As of October 1, 2009, a total of 3,092 unique participants were recruited throughout Texas. These participants averaged 77 years of age (15% were aged ≥85); most were women (83%) and were high school graduates (82%). A high proportion of disadvantaged seniors enrolled in the programs (30% were from a racial/ethnic minority group and 40% had incomes ≤$15,000/y). Of the 3,092 participants, 87% had baseline data, 56% had postintervention data, and 51% had both.
Before assessing program effects, we conducted a bivariate analysis to examine the potential existence of significant differences between those participants who had baseline data only versus those with both baseline and postintervention data. A few differences emerged. More participants who had complete data at both time periods, and thus were included in the multivariate analysis, were non-Hispanic white (73% vs 64%), had attended college (58% vs 50%), and reported fewer unhealthy days (4.8 vs 5.9).
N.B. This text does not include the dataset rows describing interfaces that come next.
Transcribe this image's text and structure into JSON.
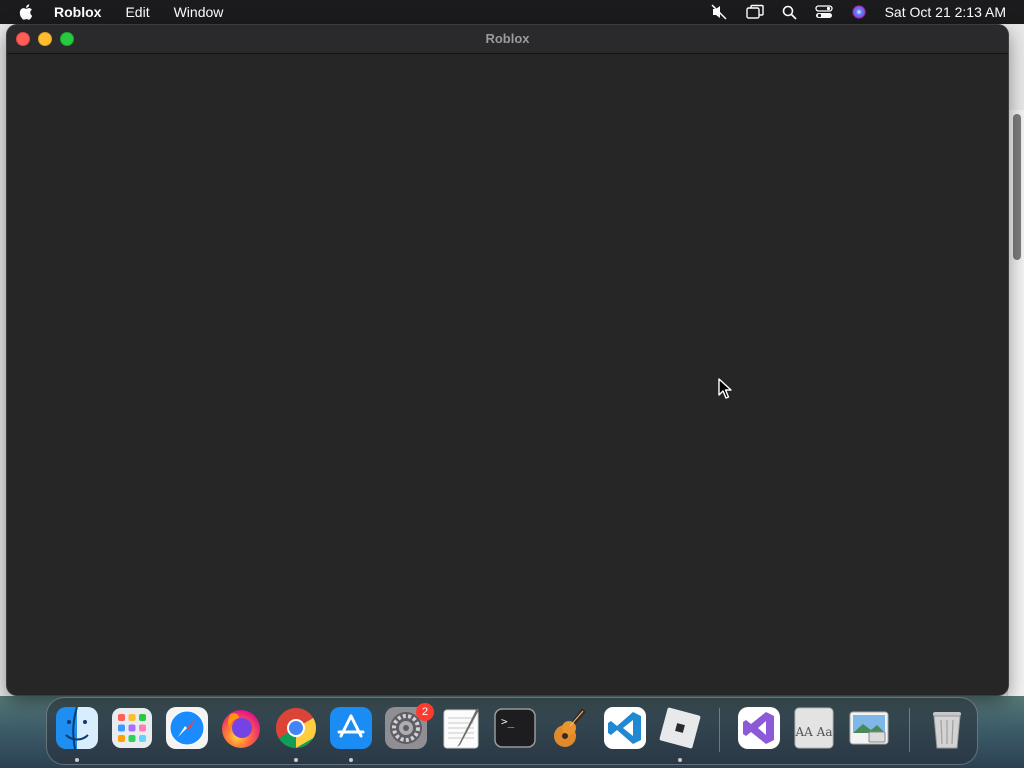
{
  "menubar": {
    "app_name": "Roblox",
    "items": [
      "Edit",
      "Window"
    ],
    "clock": "Sat Oct 21  2:13 AM",
    "status_icons": [
      "mute-icon",
      "screen-mirroring-icon",
      "spotlight-search-icon",
      "control-center-icon",
      "siri-icon"
    ]
  },
  "window": {
    "title": "Roblox"
  },
  "dock": {
    "apps": [
      {
        "name": "Finder",
        "icon": "finder-icon",
        "running": true
      },
      {
        "name": "Launchpad",
        "icon": "launchpad-icon",
        "running": false
      },
      {
        "name": "Safari",
        "icon": "safari-icon",
        "running": false
      },
      {
        "name": "Firefox",
        "icon": "firefox-icon",
        "running": false
      },
      {
        "name": "Google Chrome",
        "icon": "chrome-icon",
        "running": true
      },
      {
        "name": "App Store",
        "icon": "app-store-icon",
        "running": true
      },
      {
        "name": "System Preferences",
        "icon": "system-preferences-icon",
        "running": false,
        "badge": "2"
      },
      {
        "name": "TextEdit",
        "icon": "textedit-icon",
        "running": false
      },
      {
        "name": "Terminal",
        "icon": "terminal-icon",
        "running": false
      },
      {
        "name": "GarageBand",
        "icon": "garageband-icon",
        "running": false
      },
      {
        "name": "Visual Studio Code",
        "icon": "vscode-icon",
        "running": false
      },
      {
        "name": "Roblox",
        "icon": "roblox-icon",
        "running": true
      },
      {
        "name": "Visual Studio",
        "icon": "visual-studio-icon",
        "running": false
      },
      {
        "name": "Font Book",
        "icon": "font-book-icon",
        "running": false
      },
      {
        "name": "Preview",
        "icon": "preview-icon",
        "running": false
      },
      {
        "name": "Trash",
        "icon": "trash-icon",
        "running": false
      }
    ],
    "terminal_prompt": ">_",
    "fontbook_glyphs": "AA Aa"
  },
  "colors": {
    "window_bg": "#262627",
    "menubar_bg": "#1b1b1d",
    "close": "#fe5f57",
    "minimize": "#febc2e",
    "maximize": "#28c840"
  }
}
The Texas Association of Area Agencies on Aging sponsored 4 centralized master trainings. All participating sites were encouraged to send people in their AAA region to become certified, making them eligible to train lay leaders at their local site. As a large state with a commitment to preventing falls for seniors, Texas now has more trainers than any other state delivering AMOB/VLL. Of the 98 people trained as master trainers, 83 were still actively training. Of the 402 people trained to be lay leaders, 278 were still active. Given these data, the Texas Falls Prevention Coalition leaders recognized lay leader attrition as a problem. Local AAA sites now give more attention to recruitment and retention planning; their goal is to achieve higher retention of volunteer lay leaders and provide support services more efficiently.
As of October 1, 2009, 227 AMOB/VLL classes had been delivered at 146 unique sites. The most frequent implementation sites were senior centers (77 classes) and residential facilities (63 classes). Other sites included faith-based organizations (23 classes), health care organizations (12 classes), and workplaces (7 classes). Programs retained most participants: 76% of class participants completed at least 5 of 8 sessions. The average class size was 15 participants, which was larger than the ideal class size of 8 to 12 participants.
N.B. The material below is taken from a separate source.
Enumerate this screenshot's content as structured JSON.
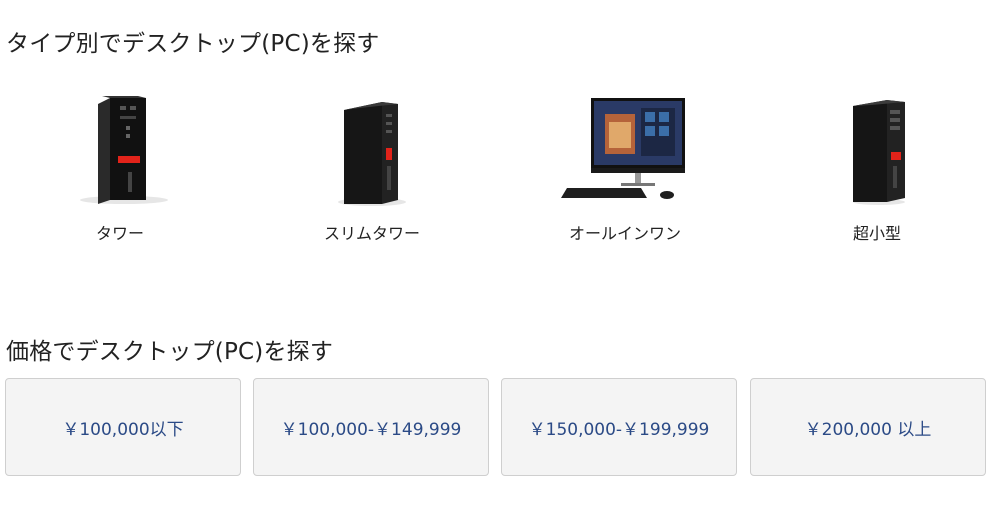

Twenty-six of the 28 AAAs contracted with the Texas Association of Area Agencies on Aging to deliver the AMOB/VLL program, for a potential reach of 236 of 254 Texas counties (). Each participating AAA agreed to hold a minimum of 6 classes, resulting in approximately 100 participants each. Through this infrastructure, AAAs conducted 227 classes in the 2-year timeframe or an average of nearly 9 classes for the participating AAAs. However, we noted substantial variation in the number of classes delivered; the highest-yield AAA site conducted 31 classes, and 5 sites offered no classes. Although the intent was to expand the program statewide, we found a clustering of programs in more populated areas of the state and limited penetration in the least populated areas.
Figure 1 Geographic reach of A Matter of Balance/Volunteer Lay Leader model in Texas. This map illustrates the sequential uptake of Area Agencies on Aging in the delivery of A Matter of Balance/Volunteer Lay Leader model during the 2 years (2007-2009) of this (more ...)
|For the delivery of A Matter of Balance/Volunteer Lay Leader model at Area Agency on Aging (AAA) sites, the number of participants in each region were 219 for Alamo, 248 for Bexar County, 205 for Brazos Valley, 98 for Capital, 163 for Central Texas, 323 for Coastal Bend, 0 for Concho Valley, 62 for Dallas County, 0 for Deep East Texas, 7 for East Texas, 33 for Golden Crescent, 0 for Harris County, 95 for Heart of Texas, 1 for Houston-Galveston, 158 for Lower Rio Grande Valley, 296 for North Central Texas, 35 for North Texas, 21 for Panhandle, 0 for Permian Basin, 29 for Rio Grande, 0 for South East Texas, 8 for South Plains, 3 for South Texas, 91 for TEXOMA, 205 for Tarrant County, and 48 for West Central Texas.|
|For year 1, sites existed in most AAA regions. In addition to those sites, the Pan Handle, Concho Valley, Golden Crescent, South Plains, South Texas, Tarrant County, and TEXOMA regions were added in year 2. Classes were not offered in ARK-TEX or Middle Rio Grande regions.|
Results were uniformly positive for AMOB/VLL participants (). Adjusted for key covariates (age, sex, race/ethnicity, self-assessed health), these multivariate analyses show strong effects of the intervention on falls efficacy. Other outcome variables showed more modest effects, including number of days physically active and reductions in health interference. An effect was found for physically unhealthy days but not for mentally unhealthy days.
Effectiveness of A Matter of Balance/Volunteer Lay Leader Fall-Prevention Program, Texas, 2007-2009